REQUIREMENT -> With the images omitted, return all of the entries exactly as they stand.

INFORMATION SUPPLIED ->
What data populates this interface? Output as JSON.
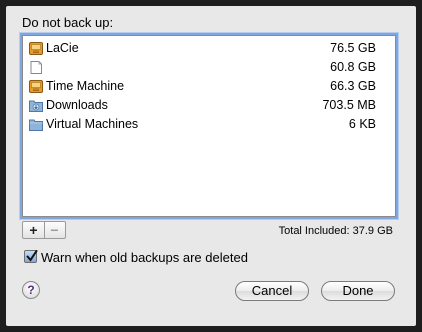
{
  "dialog": {
    "heading": "Do not back up:",
    "total_label": "Total Included: 37.9 GB",
    "add_label": "+",
    "remove_label": "−",
    "checkbox": {
      "label": "Warn when old backups are deleted",
      "checked": true
    },
    "help_label": "?",
    "cancel_label": "Cancel",
    "done_label": "Done"
  },
  "items": [
    {
      "name": "LaCie",
      "size": "76.5 GB",
      "icon": "external-drive-icon"
    },
    {
      "name": "",
      "size": "60.8 GB",
      "icon": "blank-drive-icon"
    },
    {
      "name": "Time Machine",
      "size": "66.3 GB",
      "icon": "external-drive-icon"
    },
    {
      "name": "Downloads",
      "size": "703.5 MB",
      "icon": "downloads-folder-icon"
    },
    {
      "name": "Virtual Machines",
      "size": "6 KB",
      "icon": "folder-icon"
    }
  ],
  "colors": {
    "window_background": "#e8e8e8",
    "focus_ring": "#7fa6e0",
    "checkbox_fill": "#7aa9e3",
    "drive_icon": "#e89b2a",
    "folder_icon": "#8fb4da"
  }
}
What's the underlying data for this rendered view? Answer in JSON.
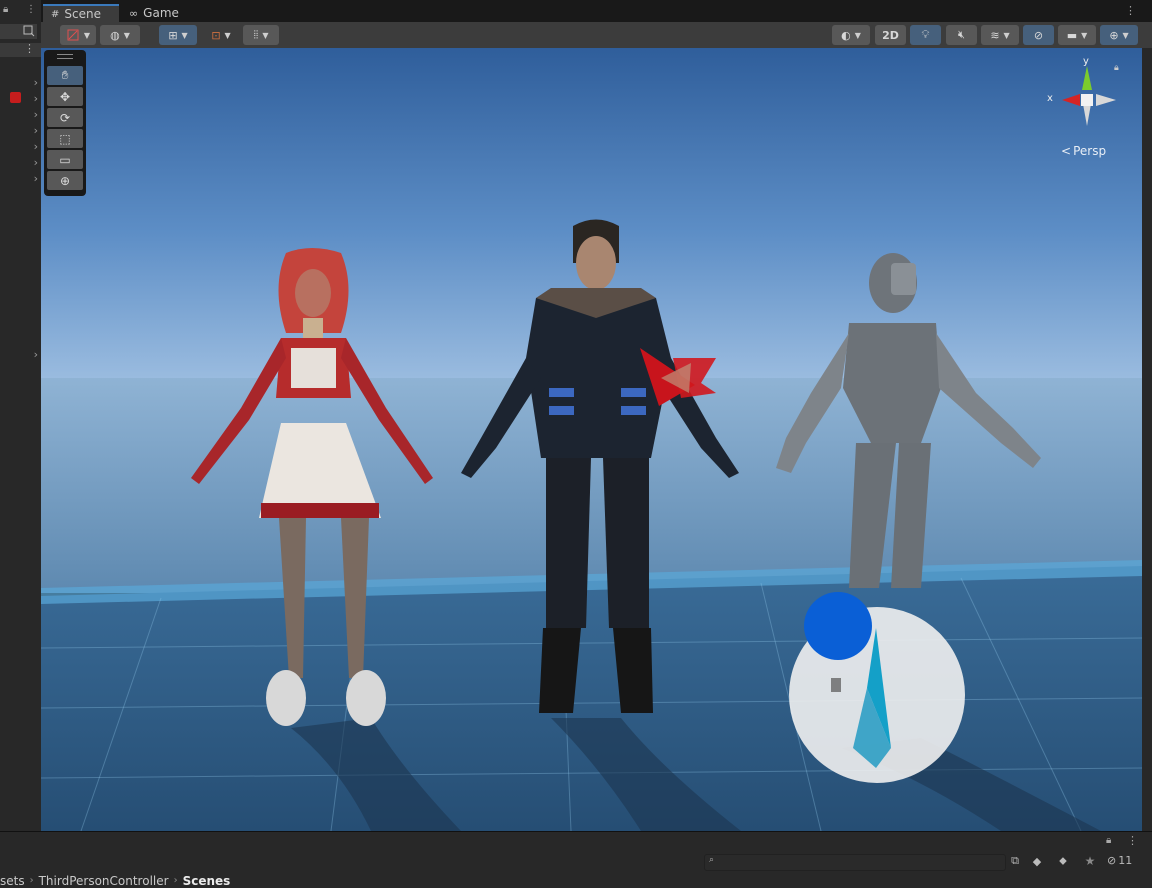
{
  "tabs": [
    {
      "label": "Scene",
      "icon": "grid-icon"
    },
    {
      "label": "Game",
      "icon": "gamepad-icon"
    }
  ],
  "toolbar": {
    "toggle_2d_label": "2D"
  },
  "gizmo": {
    "axis_x": "x",
    "axis_y": "y",
    "projection_label": "Persp"
  },
  "tools": [
    {
      "name": "hand-tool",
      "icon": "hand-icon"
    },
    {
      "name": "move-tool",
      "icon": "move-icon"
    },
    {
      "name": "rotate-tool",
      "icon": "rotate-icon"
    },
    {
      "name": "scale-tool",
      "icon": "scale-icon"
    },
    {
      "name": "rect-tool",
      "icon": "rect-icon"
    },
    {
      "name": "transform-tool",
      "icon": "transform-icon"
    }
  ],
  "project": {
    "breadcrumb": [
      "sets",
      "ThirdPersonController",
      "Scenes"
    ],
    "hidden_count": "11",
    "search_placeholder": ""
  },
  "colors": {
    "accent": "#3a79bb",
    "sky_top": "#2f5e9b",
    "horizon": "#9cbde0",
    "floor": "#2d5a82"
  }
}
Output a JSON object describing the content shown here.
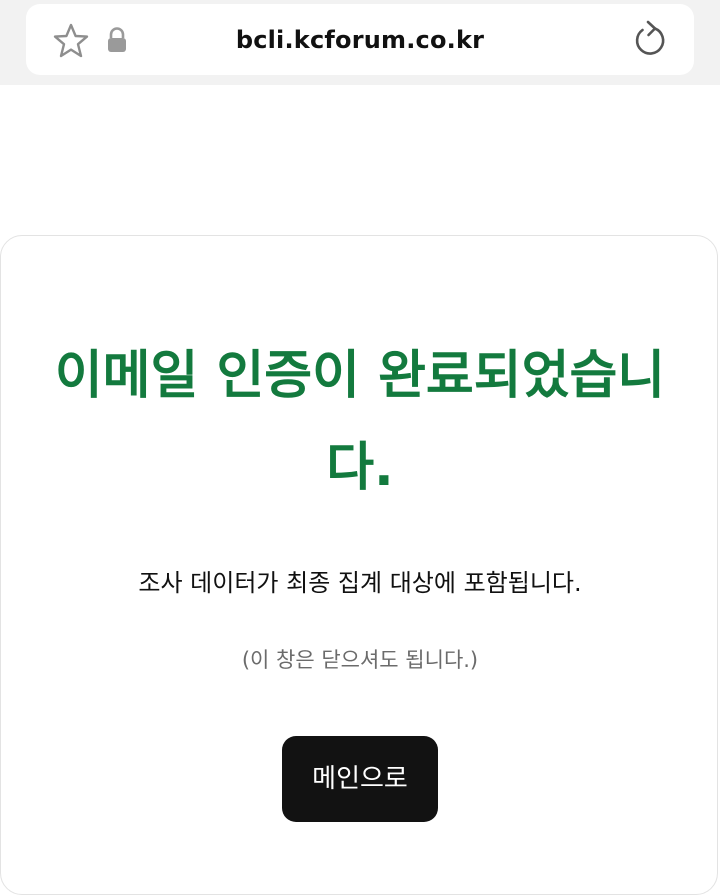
{
  "browser": {
    "url": "bcli.kcforum.co.kr",
    "icons": [
      "star-icon",
      "lock-icon",
      "reload-icon"
    ]
  },
  "page": {
    "heading": "이메일 인증이 완료되었습니다.",
    "description": "조사 데이터가 최종 집계 대상에 포함됩니다.",
    "note": "(이 창은 닫으셔도 됩니다.)",
    "main_button_label": "메인으로"
  },
  "colors": {
    "heading": "#137a3e",
    "button_bg": "#121212",
    "button_text": "#ffffff",
    "note": "#6b6b6b",
    "browser_bar": "#f2f2f2"
  }
}
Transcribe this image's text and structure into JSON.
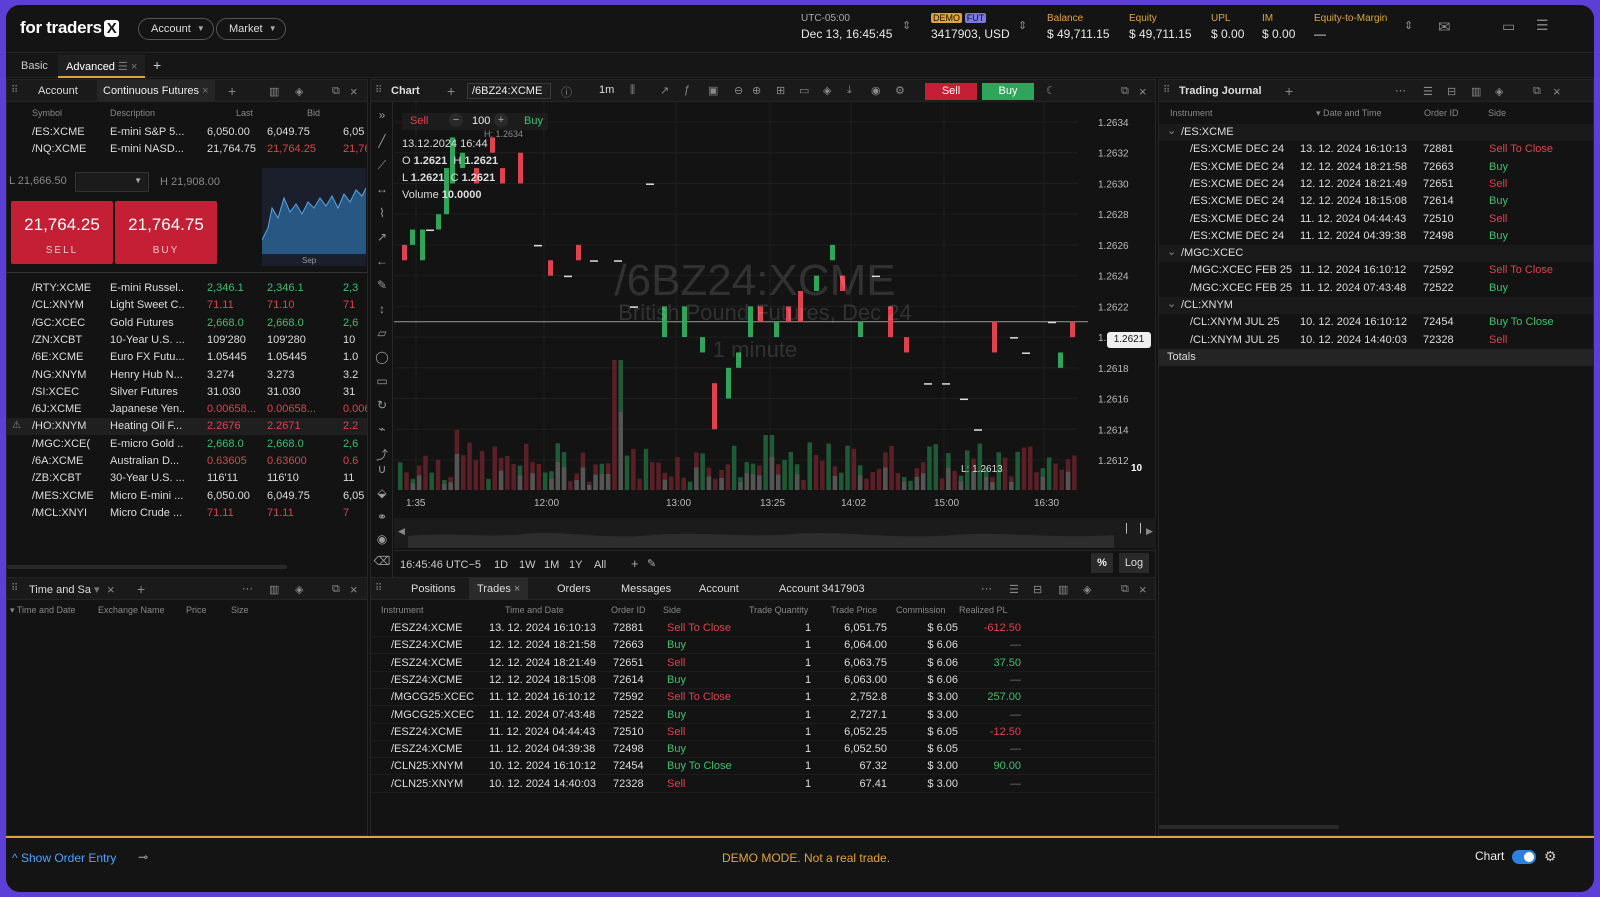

EXERCISE SOLUTION ->
What data populates this interface? Output as JSON.
{
  "dialog": {
    "heading": "Do not back up:",
    "total_label": "Total Included: 37.9 GB",
    "add_label": "+",
    "remove_label": "−",
    "checkbox": {
      "label": "Warn when old backups are deleted",
      "checked": true
    },
    "help_label": "?",
    "cancel_label": "Cancel",
    "done_label": "Done"
  },
  "items": [
    {
      "name": "LaCie",
      "size": "76.5 GB",
      "icon": "external-drive-icon"
    },
    {
      "name": "",
      "size": "60.8 GB",
      "icon": "blank-drive-icon"
    },
    {
      "name": "Time Machine",
      "size": "66.3 GB",
      "icon": "external-drive-icon"
    },
    {
      "name": "Downloads",
      "size": "703.5 MB",
      "icon": "downloads-folder-icon"
    },
    {
      "name": "Virtual Machines",
      "size": "6 KB",
      "icon": "folder-icon"
    }
  ],
  "colors": {
    "window_background": "#e8e8e8",
    "focus_ring": "#7fa6e0",
    "checkbox_fill": "#7aa9e3",
    "drive_icon": "#e89b2a",
    "folder_icon": "#8fb4da"
  }
}
What's the underlying data for this rendered view? Answer in JSON.
{
  "tabs": [
    {
      "label": "Scene",
      "icon": "grid-icon"
    },
    {
      "label": "Game",
      "icon": "gamepad-icon"
    }
  ],
  "toolbar": {
    "toggle_2d_label": "2D"
  },
  "gizmo": {
    "axis_x": "x",
    "axis_y": "y",
    "projection_label": "Persp"
  },
  "tools": [
    {
      "name": "hand-tool",
      "icon": "hand-icon"
    },
    {
      "name": "move-tool",
      "icon": "move-icon"
    },
    {
      "name": "rotate-tool",
      "icon": "rotate-icon"
    },
    {
      "name": "scale-tool",
      "icon": "scale-icon"
    },
    {
      "name": "rect-tool",
      "icon": "rect-icon"
    },
    {
      "name": "transform-tool",
      "icon": "transform-icon"
    }
  ],
  "project": {
    "breadcrumb": [
      "sets",
      "ThirdPersonController",
      "Scenes"
    ],
    "hidden_count": "11",
    "search_placeholder": ""
  },
  "colors": {
    "accent": "#3a79bb",
    "sky_top": "#2f5e9b",
    "horizon": "#9cbde0",
    "floor": "#2d5a82"
  }
}
Output a JSON object describing the content shown here.
{
  "browser": {
    "url": "bcli.kcforum.co.kr",
    "icons": [
      "star-icon",
      "lock-icon",
      "reload-icon"
    ]
  },
  "page": {
    "heading": "이메일 인증이 완료되었습니다.",
    "description": "조사 데이터가 최종 집계 대상에 포함됩니다.",
    "note": "(이 창은 닫으셔도 됩니다.)",
    "main_button_label": "메인으로"
  },
  "colors": {
    "heading": "#137a3e",
    "button_bg": "#121212",
    "button_text": "#ffffff",
    "note": "#6b6b6b",
    "browser_bar": "#f2f2f2"
  }
}
Transcribe this image's text and structure into JSON.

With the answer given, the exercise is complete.